(Data items)
-- Opening Marker --
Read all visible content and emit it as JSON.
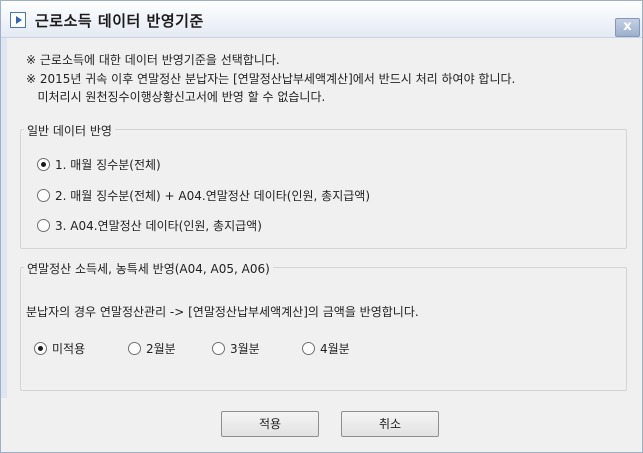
{
  "window": {
    "title": "근로소득 데이터 반영기준",
    "close_label": "x"
  },
  "notes": [
    "※ 근로소득에 대한 데이터 반영기준을 선택합니다.",
    "※ 2015년 귀속 이후 연말정산 분납자는 [연말정산납부세액계산]에서 반드시 처리 하여야 합니다.",
    "   미처리시 원천징수이행상황신고서에 반영 할 수 없습니다."
  ],
  "general_group": {
    "legend": "일반 데이터 반영",
    "selected_index": 0,
    "options": [
      "1. 매월 징수분(전체)",
      "2. 매월 징수분(전체) + A04.연말정산 데이타(인원, 총지급액)",
      "3. A04.연말정산 데이타(인원, 총지급액)"
    ]
  },
  "tax_group": {
    "legend": "연말정산 소득세, 농특세 반영(A04, A05, A06)",
    "description": "분납자의 경우 연말정산관리 -> [연말정산납부세액계산]의 금액을 반영합니다.",
    "selected_index": 0,
    "options": [
      "미적용",
      "2월분",
      "3월분",
      "4월분"
    ]
  },
  "buttons": {
    "ok": "적용",
    "cancel": "취소"
  }
}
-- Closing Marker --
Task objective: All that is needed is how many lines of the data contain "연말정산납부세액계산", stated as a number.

Problem solution: 2